Oakland Ends Its Yearlong Ban on Rap
Rap is back.
After a yearlong moratorium, rap music returned to the Oakland stage Saturday night as 3,000 fans packed the Henry J. Kaiser Auditorium for a show featuring rappers Too Short and Ice Cube.
The concert--with unusually tight security--was the first since violence at earlier shows prompted the moratorium. Aside from a few shoving matches, the event was peaceful.
Oakland ranks with New York City as the nation’s hotbed of rap, spawning Too Short, superstar MC Hammer and the group Digital Underground.
The city’s last rap concert, on the same stage, ended in violence when fights among several rival gangs broke out during a December, 1989, show by the controversial rappers 2 Live Crew.
It was the last in a series of violence at rap shows, including a wild, chair-throwing fracas at the Oakland Coliseum that left one person with a gunshot wound.
As a result, the auditorium and the Coliseum both imposed a yearlong moratorium on all rap concerts. The Coliseum has yet to book another rap show.
Too Short, whose biting and sometimes raunchy lyrics stirred the audience Saturday, repeatedly reminded his fans to keep it cool.
Concert promoter Bill Graham said he increased his usually tight security by about a third, and the auditorium came up with a security plan designed just for the show.
A police helicopter hovered overhead, lighting the parking lot with a bright beam.

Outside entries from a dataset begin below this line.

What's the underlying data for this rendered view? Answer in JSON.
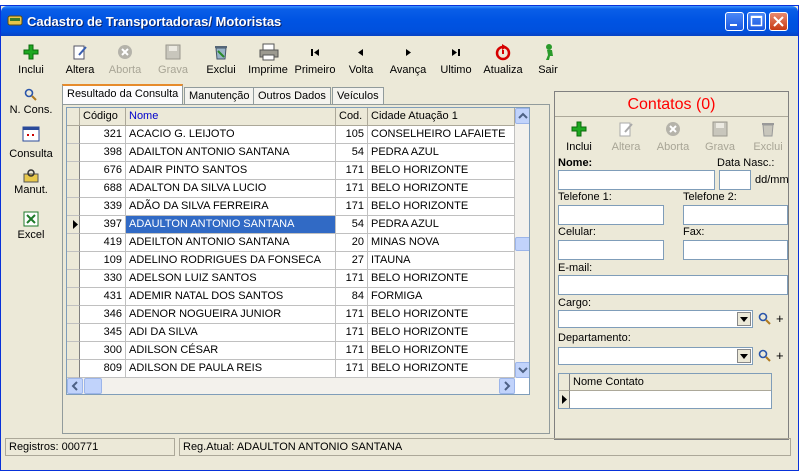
{
  "window": {
    "title": "Cadastro de Transportadoras/ Motoristas"
  },
  "colors": {
    "title_bar": "#0054e3",
    "selection": "#316ac5",
    "contatos_title": "#ff0000",
    "add_icon": "#1ea821",
    "refresh_icon": "#d60000"
  },
  "toolbar": [
    {
      "label": "Inclui",
      "icon": "plus-icon",
      "enabled": true
    },
    {
      "label": "Altera",
      "icon": "edit-icon",
      "enabled": true
    },
    {
      "label": "Aborta",
      "icon": "cancel-icon",
      "enabled": false
    },
    {
      "label": "Grava",
      "icon": "save-icon",
      "enabled": false
    },
    {
      "label": "Exclui",
      "icon": "trash-icon",
      "enabled": true
    },
    {
      "label": "Imprime",
      "icon": "printer-icon",
      "enabled": true
    },
    {
      "label": "Primeiro",
      "icon": "first-icon",
      "enabled": true
    },
    {
      "label": "Volta",
      "icon": "prev-icon",
      "enabled": true
    },
    {
      "label": "Avança",
      "icon": "next-icon",
      "enabled": true
    },
    {
      "label": "Ultimo",
      "icon": "last-icon",
      "enabled": true
    },
    {
      "label": "Atualiza",
      "icon": "refresh-icon",
      "enabled": true
    },
    {
      "label": "Sair",
      "icon": "exit-icon",
      "enabled": true
    }
  ],
  "nav": [
    {
      "label": "N. Cons.",
      "icon": "search-icon"
    },
    {
      "label": "Consulta",
      "icon": "window-icon"
    },
    {
      "label": "Manut.",
      "icon": "tools-icon"
    },
    {
      "label": "Excel",
      "icon": "excel-icon"
    }
  ],
  "tabs": [
    "Resultado da Consulta",
    "Manutenção",
    "Outros Dados",
    "Veículos"
  ],
  "grid": {
    "columns": [
      "Código",
      "Nome",
      "Cod.",
      "Cidade Atuação 1"
    ],
    "rows": [
      [
        "321",
        "ACACIO G. LEIJOTO",
        "105",
        "CONSELHEIRO LAFAIETE"
      ],
      [
        "398",
        "ADAILTON ANTONIO SANTANA",
        "54",
        "PEDRA AZUL"
      ],
      [
        "676",
        "ADAIR PINTO SANTOS",
        "171",
        "BELO HORIZONTE"
      ],
      [
        "688",
        "ADALTON DA SILVA LUCIO",
        "171",
        "BELO HORIZONTE"
      ],
      [
        "339",
        "ADÃO DA SILVA FERREIRA",
        "171",
        "BELO HORIZONTE"
      ],
      [
        "397",
        "ADAULTON ANTONIO SANTANA",
        "54",
        "PEDRA AZUL"
      ],
      [
        "419",
        "ADEILTON ANTONIO SANTANA",
        "20",
        "MINAS NOVA"
      ],
      [
        "109",
        "ADELINO RODRIGUES DA FONSECA",
        "27",
        "ITAUNA"
      ],
      [
        "330",
        "ADELSON LUIZ SANTOS",
        "171",
        "BELO HORIZONTE"
      ],
      [
        "431",
        "ADEMIR NATAL DOS SANTOS",
        "84",
        "FORMIGA"
      ],
      [
        "346",
        "ADENOR NOGUEIRA JUNIOR",
        "171",
        "BELO HORIZONTE"
      ],
      [
        "345",
        "ADI DA SILVA",
        "171",
        "BELO HORIZONTE"
      ],
      [
        "300",
        "ADILSON CÉSAR",
        "171",
        "BELO HORIZONTE"
      ],
      [
        "809",
        "ADILSON DE PAULA REIS",
        "171",
        "BELO HORIZONTE"
      ]
    ],
    "selected_index": 5
  },
  "contatos": {
    "title": "Contatos (0)",
    "toolbar": [
      {
        "label": "Inclui",
        "icon": "plus-icon",
        "enabled": true
      },
      {
        "label": "Altera",
        "icon": "edit-icon",
        "enabled": false
      },
      {
        "label": "Aborta",
        "icon": "cancel-icon",
        "enabled": false
      },
      {
        "label": "Grava",
        "icon": "save-icon",
        "enabled": false
      },
      {
        "label": "Exclui",
        "icon": "trash-icon",
        "enabled": false
      }
    ],
    "labels": {
      "nome": "Nome:",
      "data_nasc": "Data Nasc.:",
      "ddmm": "dd/mm",
      "telefone1": "Telefone 1:",
      "telefone2": "Telefone 2:",
      "celular": "Celular:",
      "fax": "Fax:",
      "email": "E-mail:",
      "cargo": "Cargo:",
      "departamento": "Departamento:",
      "nome_contato": "Nome Contato"
    },
    "plus": "+"
  },
  "status": {
    "registros": "Registros: 000771",
    "reg_atual": "Reg.Atual: ADAULTON ANTONIO SANTANA"
  }
}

Barricades circled the parking lot and fans were ushered through a maze of metal gates leading to the auditorium entrance where they were patted down and scanned with a metal detector.
At the end of the show, the crowd was herded out by a line of police officers and security personnel.